Meningitis is a fairly rare infection of the membranes that cover the brain and spinal cord. These membranes are called meninges, hence the term meningitis. There are several types of meningitis:
- Bacterial Meningitis is contagious among people in close contact and can be deadly.
- Viral Meningitis is usually less severe, and most people recover completely from it.
- Fungal Meningitis is rare and usually only appears in people with compromised immune systems.
How Does it Happen?
Most of the time, meningitis is caused by virus or bacterial infection. It begins elsewhere in the body, such as the upper respiratory tract, sinuses, or ears, and then spreads to the meninges. It can also be caused by medications, autoimmune disorders, or fungal infections, but these are more rare.
This is a very serious illness that requires immediate medical attention. Death or permanent damage to the brain or other areas of the body can occur within hours if left untreated. There are several different kinds of bacteria that can cause it:
- Meningococcus, which is the most common
- Pneumococcus, which occurs in older patients with a weakened immune system
- Haemophilus Influenza, type B, was common in infants and small children until a vaccine came out called hib.
Vaccines are also available for Meningococcus and Pneumococcus bacteria and are highly recommended for people with a special risk, such as a compromised immune system.
An infected person can pass the bacteria by sneezing or coughing. It is important for you to contact your health care provider if you are exposed to meningitis to find out what you can do to prevent contracting it. When bacteria gets into your bloodstream, it can travel to your brain and cause meningitis.
This form of meningitis is more common and is usually less severe. There are many viruses that can trigger it, several of which cause diarrhea. Viral meningitis patients usually recover completely and are less likely to incur any brain damage.
This type of meningitis is rare. However, if you are suffering from a compromised immune system, from HIV for example, your chances of contracting it are greater.
Who is at Risk?
While anyone can contract meningitis, there are some age groups that have a higher incidence than others. These are:
- Adults over age 55
- Teens and Young Adults from age 16 to 25
- Children under the age of 5

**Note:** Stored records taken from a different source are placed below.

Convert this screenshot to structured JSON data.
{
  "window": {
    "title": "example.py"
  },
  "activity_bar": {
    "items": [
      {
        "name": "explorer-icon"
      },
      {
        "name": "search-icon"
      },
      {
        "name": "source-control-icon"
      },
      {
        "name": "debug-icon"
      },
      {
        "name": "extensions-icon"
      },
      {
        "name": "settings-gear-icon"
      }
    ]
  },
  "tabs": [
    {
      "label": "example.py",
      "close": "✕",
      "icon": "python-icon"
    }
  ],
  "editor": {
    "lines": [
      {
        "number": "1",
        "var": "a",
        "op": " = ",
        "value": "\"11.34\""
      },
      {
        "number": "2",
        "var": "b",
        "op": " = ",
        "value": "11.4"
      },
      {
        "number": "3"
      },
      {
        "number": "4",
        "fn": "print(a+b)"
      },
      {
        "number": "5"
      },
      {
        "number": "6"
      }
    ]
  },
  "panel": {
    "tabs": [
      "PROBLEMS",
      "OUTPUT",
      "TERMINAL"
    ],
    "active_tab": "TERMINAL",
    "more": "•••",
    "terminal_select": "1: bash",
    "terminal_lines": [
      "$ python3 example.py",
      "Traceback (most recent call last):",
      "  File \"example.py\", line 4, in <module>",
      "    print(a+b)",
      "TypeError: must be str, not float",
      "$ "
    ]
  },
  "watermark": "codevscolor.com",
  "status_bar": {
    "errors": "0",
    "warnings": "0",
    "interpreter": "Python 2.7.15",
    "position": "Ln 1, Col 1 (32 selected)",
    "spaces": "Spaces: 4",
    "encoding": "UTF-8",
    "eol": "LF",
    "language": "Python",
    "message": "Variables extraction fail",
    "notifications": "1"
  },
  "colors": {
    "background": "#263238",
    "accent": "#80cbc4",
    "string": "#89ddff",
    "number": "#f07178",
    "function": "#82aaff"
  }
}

Certain medical conditions can also put you at risk, such as chronic disease or a damaged or missing spleen, and especially immune system disorders. These disorders occur when your immune system is either overactive or under active. When it is overactive, the body attacks itself; when it is under active, it decreases your ability to fight off infections. Some examples of immune system disorders are:
- Rheumatoid Arthritis
- Inflammatory Bowel Disease
- Multiple Sclerosis
- Type 1 Diabetes
- Guillian Barre Syndrome
- Graves Disease
- Rheumatic Fever
Meningitis outbreaks are most likely to occur in areas where people are living in close quarters, such as a college dorm or army personnel living in barracks. This is because certain germs that cause it can be contagious. People who travel are also at higher risk, particularly if you are traveling to certain parts of Africa where the disease is known to be prevalent.
Keep in mind, however, that even if you are in one of the higher risk groups for contracting meningitis, it is still a rare disease, and there are steps you can take to minimize your chances of getting it.